This is especially important because very few have availed the opportunity to protest the mandated No-Smoking advertisements before a movie screening. Those protests, at best, have died down. If tomorrow, there were to be rules that compelled performance of the National Anthem, overt or put-on acts of respect not being mandatory, and those rules were challenged still before the Supreme Court on the ground that coerced patriotism has no role at the theatre – a place of ‘undiluted entertainment’ – one would equally have to petition against the No-Smoking advertisements that spoil the experience of the cinema-goer. (Courts Beware!)
In the alternative one can agree that both the anthem and the health advertisements serve as a gentle governmental reminder, not lasting beyond a few minutes, against the several insalubrious and unpatriotic acts & emotions, that Indian cinema is prone to showcase. One may even opt not to be reminded, by entering the hall late. Better still it will be appropriate if at least five-ten minutes are granted before the actual movie screening, for the audience to settle in their seats after they have consciously, physically avoided the features presented earlier.
It is interesting that Historian Ramachandra Guha has a clear objection against playing of the National Anthem itself:

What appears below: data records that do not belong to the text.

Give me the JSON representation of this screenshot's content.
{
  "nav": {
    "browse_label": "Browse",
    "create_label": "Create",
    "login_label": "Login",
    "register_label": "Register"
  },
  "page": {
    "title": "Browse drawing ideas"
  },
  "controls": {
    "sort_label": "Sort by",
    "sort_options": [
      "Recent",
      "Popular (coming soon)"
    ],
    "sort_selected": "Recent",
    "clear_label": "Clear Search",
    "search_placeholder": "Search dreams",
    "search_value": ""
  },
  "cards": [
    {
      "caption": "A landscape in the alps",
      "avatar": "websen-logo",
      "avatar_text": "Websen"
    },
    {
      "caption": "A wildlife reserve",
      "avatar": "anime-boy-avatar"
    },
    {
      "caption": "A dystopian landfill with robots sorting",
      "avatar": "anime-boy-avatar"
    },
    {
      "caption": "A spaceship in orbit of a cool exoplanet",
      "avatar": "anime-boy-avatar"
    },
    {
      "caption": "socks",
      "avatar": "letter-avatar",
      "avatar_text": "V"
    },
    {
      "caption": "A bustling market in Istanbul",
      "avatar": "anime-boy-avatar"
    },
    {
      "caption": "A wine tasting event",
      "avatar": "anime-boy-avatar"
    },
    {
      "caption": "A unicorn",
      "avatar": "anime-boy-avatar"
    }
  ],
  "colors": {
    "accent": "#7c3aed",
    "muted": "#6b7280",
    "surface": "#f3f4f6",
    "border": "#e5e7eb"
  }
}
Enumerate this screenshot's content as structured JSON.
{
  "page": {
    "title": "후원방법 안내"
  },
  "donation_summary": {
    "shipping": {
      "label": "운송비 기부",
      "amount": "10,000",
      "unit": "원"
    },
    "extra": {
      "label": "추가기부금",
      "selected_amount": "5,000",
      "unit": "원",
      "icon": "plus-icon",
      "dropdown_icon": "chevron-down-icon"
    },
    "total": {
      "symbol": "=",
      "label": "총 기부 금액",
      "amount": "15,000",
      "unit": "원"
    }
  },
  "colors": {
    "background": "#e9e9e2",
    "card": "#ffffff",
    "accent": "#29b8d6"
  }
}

“From the 1970s to the 1990s, and through the first decade-and-a-half of the 21st century as well, there was no attempt to cheapen the anthem. Rather, by singing or playing it only on occasions associated with important moments in our democratic life, the anthem was able to arouse, as JRD Tata had hoped, ‘deep patriotic respect for what it represents’. This sober and solid way of affirming one’s patriotism was however undermined last November, when, following a directive issued by the Supreme Court, the Government made the playing of the anthem compulsory before movie screenings. The most robust and enduring form of patriotism is voluntary and spontaneous, rather than organised and coerced.”
Respect to the National Anthem even in ‘important moments in our democratic life’ is neither necessarily voluntary nor spontaneous. A ‘sober and solid way of affirming one’s patriotism’ is thus reduced to personal and professional righteousness, as it should be:
[Similarly, ‘a robust and enduring form’ of proving concern for the health of others, is when a chain-smoker smokes only in private or in designated areas and not when she sits through an advertisement.]
It is my limited point in the present case: if protests are to sustain against playing of the National Anthem, even if ‘standing up’ is not judicially mandated eventually, the theatres of this country must prepare to take off all other governmental features before a movie screening that are as much an interference. A cinema and writ enthusiast will certainly plead the same.
In the months since November 30th last year, I have been to a cinema hall 36 times. Many of the times, with a crowded tray in my hand, I have discovered my philosophies stretch. If I do not ever touch the feet of any human being, I certainly do not causally connect, in my personal or professional space, ‘standing up’ with respect for the National Anthem. However, arguments against the very playing of it at the theatre, knowing I have suffered through other terribly unrelated features for some years now, is not a real Casus Belli. I would side with the alternative proposed.